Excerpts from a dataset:
......

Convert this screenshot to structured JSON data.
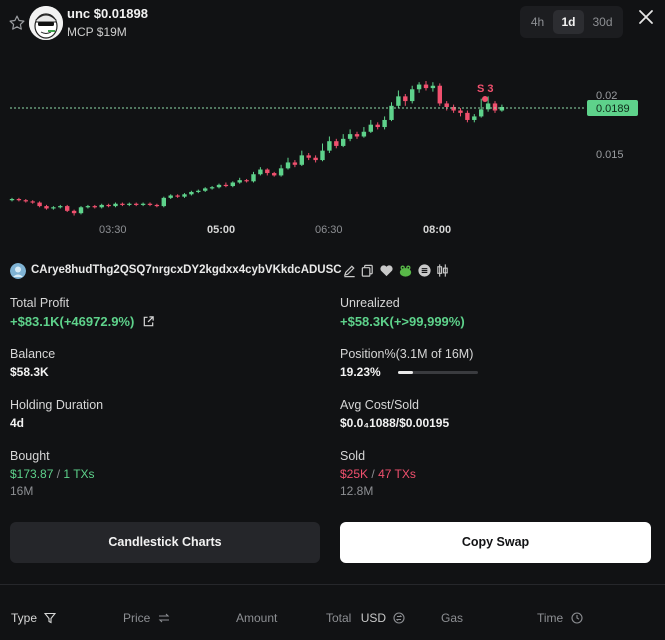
{
  "header": {
    "token_name": "unc $0.01898",
    "mcp": "MCP $19M",
    "timeframes": [
      "4h",
      "1d",
      "30d"
    ],
    "active_timeframe": "1d"
  },
  "chart": {
    "y_ticks": [
      "0.02",
      "0.015"
    ],
    "current_price": "0.0189",
    "x_ticks": [
      "03:30",
      "05:00",
      "06:30",
      "08:00"
    ],
    "bold_x_ticks": [
      "05:00",
      "08:00"
    ],
    "marker": "S 3",
    "colors": {
      "up": "#5ed28b",
      "down": "#f0506e",
      "price_tag": "#5ed28b"
    }
  },
  "chart_data": {
    "type": "candlestick",
    "x_ticks": [
      "03:30",
      "05:00",
      "06:30",
      "08:00"
    ],
    "y_ticks": [
      "0.02",
      "0.015"
    ],
    "current_price": 0.0189,
    "candles": [
      [
        0.011,
        0.0111,
        0.0112,
        0.0109
      ],
      [
        0.0111,
        0.011,
        0.0112,
        0.0109
      ],
      [
        0.011,
        0.0109,
        0.0111,
        0.0108
      ],
      [
        0.0109,
        0.0108,
        0.011,
        0.0107
      ],
      [
        0.0108,
        0.0105,
        0.0109,
        0.0104
      ],
      [
        0.0105,
        0.0103,
        0.0106,
        0.0102
      ],
      [
        0.0103,
        0.0104,
        0.0105,
        0.0102
      ],
      [
        0.0104,
        0.0105,
        0.0106,
        0.0103
      ],
      [
        0.0105,
        0.0101,
        0.0106,
        0.01
      ],
      [
        0.0101,
        0.0099,
        0.0102,
        0.0097
      ],
      [
        0.0099,
        0.0104,
        0.0105,
        0.0098
      ],
      [
        0.0104,
        0.0105,
        0.0106,
        0.0103
      ],
      [
        0.0105,
        0.0104,
        0.0106,
        0.0103
      ],
      [
        0.0104,
        0.0106,
        0.0107,
        0.0103
      ],
      [
        0.0106,
        0.0105,
        0.0107,
        0.0104
      ],
      [
        0.0105,
        0.0107,
        0.0108,
        0.0104
      ],
      [
        0.0107,
        0.0106,
        0.0108,
        0.0105
      ],
      [
        0.0106,
        0.0107,
        0.0108,
        0.0105
      ],
      [
        0.0107,
        0.0106,
        0.0108,
        0.0105
      ],
      [
        0.0106,
        0.0107,
        0.0108,
        0.0105
      ],
      [
        0.0107,
        0.0106,
        0.0108,
        0.0105
      ],
      [
        0.0106,
        0.0105,
        0.0107,
        0.0104
      ],
      [
        0.0105,
        0.0112,
        0.0113,
        0.0104
      ],
      [
        0.0112,
        0.0114,
        0.0115,
        0.0111
      ],
      [
        0.0114,
        0.0113,
        0.0115,
        0.0112
      ],
      [
        0.0113,
        0.0115,
        0.0116,
        0.0112
      ],
      [
        0.0115,
        0.0117,
        0.0118,
        0.0114
      ],
      [
        0.0117,
        0.0118,
        0.0119,
        0.0116
      ],
      [
        0.0118,
        0.012,
        0.0121,
        0.0117
      ],
      [
        0.012,
        0.0121,
        0.0122,
        0.0119
      ],
      [
        0.0121,
        0.0123,
        0.0124,
        0.012
      ],
      [
        0.0123,
        0.0122,
        0.0125,
        0.0121
      ],
      [
        0.0122,
        0.0125,
        0.0126,
        0.0121
      ],
      [
        0.0125,
        0.0127,
        0.0129,
        0.0124
      ],
      [
        0.0127,
        0.0126,
        0.0128,
        0.0125
      ],
      [
        0.0126,
        0.0132,
        0.0134,
        0.0125
      ],
      [
        0.0132,
        0.0136,
        0.0138,
        0.0131
      ],
      [
        0.0136,
        0.0133,
        0.0137,
        0.0131
      ],
      [
        0.0133,
        0.0131,
        0.0134,
        0.013
      ],
      [
        0.0131,
        0.0137,
        0.014,
        0.013
      ],
      [
        0.0137,
        0.0142,
        0.0146,
        0.0136
      ],
      [
        0.0142,
        0.014,
        0.0144,
        0.0138
      ],
      [
        0.014,
        0.0148,
        0.0152,
        0.0139
      ],
      [
        0.0148,
        0.0146,
        0.015,
        0.0144
      ],
      [
        0.0146,
        0.0144,
        0.0148,
        0.0142
      ],
      [
        0.0144,
        0.0152,
        0.0158,
        0.0143
      ],
      [
        0.0152,
        0.016,
        0.0164,
        0.015
      ],
      [
        0.016,
        0.0156,
        0.0162,
        0.0154
      ],
      [
        0.0156,
        0.0162,
        0.0166,
        0.0155
      ],
      [
        0.0162,
        0.0166,
        0.017,
        0.016
      ],
      [
        0.0166,
        0.0164,
        0.0168,
        0.0162
      ],
      [
        0.0164,
        0.0168,
        0.0172,
        0.0163
      ],
      [
        0.0168,
        0.0174,
        0.0178,
        0.0167
      ],
      [
        0.0174,
        0.0172,
        0.0176,
        0.017
      ],
      [
        0.0172,
        0.0178,
        0.0181,
        0.017
      ],
      [
        0.0178,
        0.019,
        0.0193,
        0.0177
      ],
      [
        0.019,
        0.0198,
        0.0203,
        0.0188
      ],
      [
        0.0198,
        0.0194,
        0.02,
        0.019
      ],
      [
        0.0194,
        0.0204,
        0.0207,
        0.0192
      ],
      [
        0.0204,
        0.0208,
        0.021,
        0.0201
      ],
      [
        0.0208,
        0.0205,
        0.0211,
        0.0203
      ],
      [
        0.0205,
        0.0207,
        0.021,
        0.0202
      ],
      [
        0.0207,
        0.0192,
        0.0209,
        0.019
      ],
      [
        0.0192,
        0.0189,
        0.0194,
        0.0186
      ],
      [
        0.0189,
        0.0186,
        0.0191,
        0.0184
      ],
      [
        0.0186,
        0.0184,
        0.0188,
        0.0181
      ],
      [
        0.0184,
        0.0178,
        0.0186,
        0.0176
      ],
      [
        0.0178,
        0.0181,
        0.0183,
        0.0176
      ],
      [
        0.0181,
        0.0187,
        0.0196,
        0.018
      ],
      [
        0.0187,
        0.0192,
        0.0198,
        0.0185
      ],
      [
        0.0192,
        0.0186,
        0.0194,
        0.0184
      ],
      [
        0.0186,
        0.0189,
        0.0191,
        0.0185
      ]
    ]
  },
  "wallet": {
    "address": "CArye8hudThg2QSQ7nrgcxDY2kgdxx4cybVKkdcADUSC"
  },
  "stats": {
    "total_profit": {
      "label": "Total Profit",
      "value": "+$83.1K(+46972.9%)"
    },
    "unrealized": {
      "label": "Unrealized",
      "value": "+$58.3K(+>99,999%)"
    },
    "balance": {
      "label": "Balance",
      "value": "$58.3K"
    },
    "position": {
      "label": "Position%(3.1M of 16M)",
      "value": "19.23%",
      "fraction": 0.1923
    },
    "holding": {
      "label": "Holding Duration",
      "value": "4d"
    },
    "avg_cost": {
      "label": "Avg Cost/Sold",
      "value": "$0.0₄1088/$0.00195"
    },
    "bought": {
      "label": "Bought",
      "amount": "$173.87",
      "sep": "/",
      "txs": "1 TXs",
      "tokens": "16M"
    },
    "sold": {
      "label": "Sold",
      "amount": "$25K",
      "sep": "/",
      "txs": "47 TXs",
      "tokens": "12.8M"
    }
  },
  "buttons": {
    "candlestick": "Candlestick Charts",
    "copy_swap": "Copy Swap"
  },
  "table": {
    "headers": {
      "type": "Type",
      "price": "Price",
      "amount": "Amount",
      "total": "Total",
      "usd": "USD",
      "gas": "Gas",
      "time": "Time"
    }
  }
}
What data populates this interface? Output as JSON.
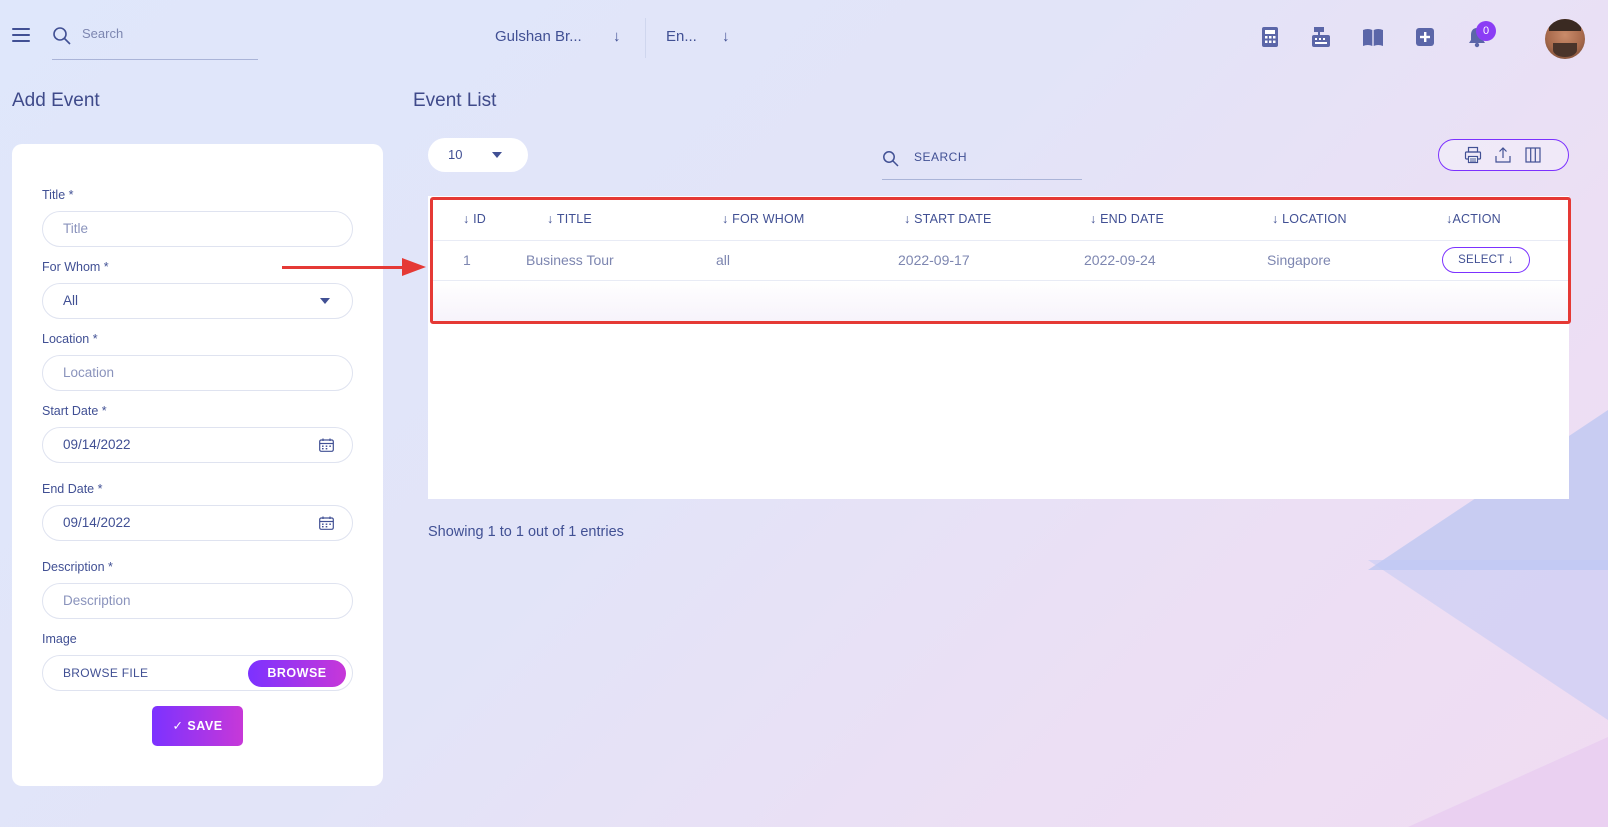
{
  "header": {
    "search_placeholder": "Search",
    "school_name": "Gulshan Br...",
    "language": "En...",
    "notification_count": "0"
  },
  "add_event": {
    "title": "Add Event",
    "fields": {
      "title_label": "Title *",
      "title_placeholder": "Title",
      "for_whom_label": "For Whom *",
      "for_whom_value": "All",
      "location_label": "Location *",
      "location_placeholder": "Location",
      "start_date_label": "Start Date *",
      "start_date_value": "09/14/2022",
      "end_date_label": "End Date *",
      "end_date_value": "09/14/2022",
      "description_label": "Description *",
      "description_placeholder": "Description",
      "image_label": "Image",
      "browse_file_text": "BROWSE FILE",
      "browse_button": "BROWSE"
    },
    "save_button": "✓ SAVE"
  },
  "event_list": {
    "title": "Event List",
    "page_size": "10",
    "search_placeholder": "SEARCH",
    "columns": [
      "↓ ID",
      "↓ TITLE",
      "↓ FOR WHOM",
      "↓ START DATE",
      "↓ END DATE",
      "↓ LOCATION",
      "↓ACTION"
    ],
    "rows": [
      {
        "id": "1",
        "title": "Business Tour",
        "for_whom": "all",
        "start_date": "2022-09-17",
        "end_date": "2022-09-24",
        "location": "Singapore",
        "action": "SELECT ↓"
      }
    ],
    "showing": "Showing 1 to 1 out of 1 entries"
  },
  "colors": {
    "accent": "#7c32ff",
    "accent_gradient_end": "#c738d8",
    "text": "#415094",
    "highlight": "#e53935"
  },
  "icons": [
    "menu-icon",
    "search-icon",
    "chevron-down-icon",
    "calculator-icon",
    "cash-register-icon",
    "book-icon",
    "plus-square-icon",
    "bell-icon",
    "calendar-icon",
    "print-icon",
    "export-icon",
    "columns-icon"
  ]
}
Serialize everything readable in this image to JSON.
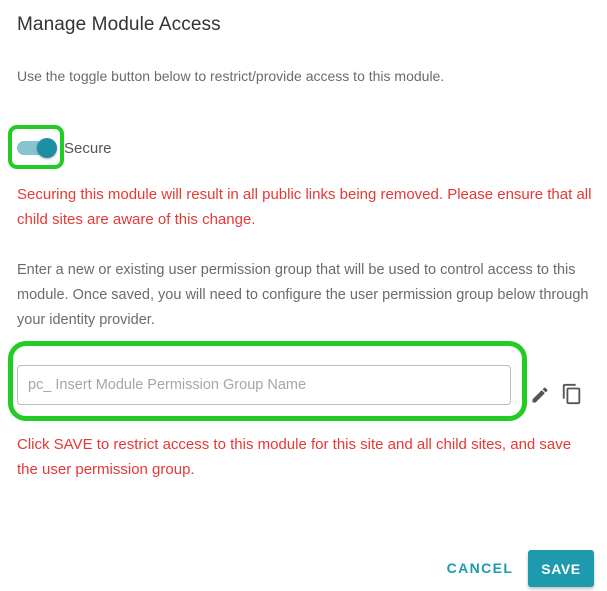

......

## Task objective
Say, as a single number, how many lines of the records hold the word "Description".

## Response box
2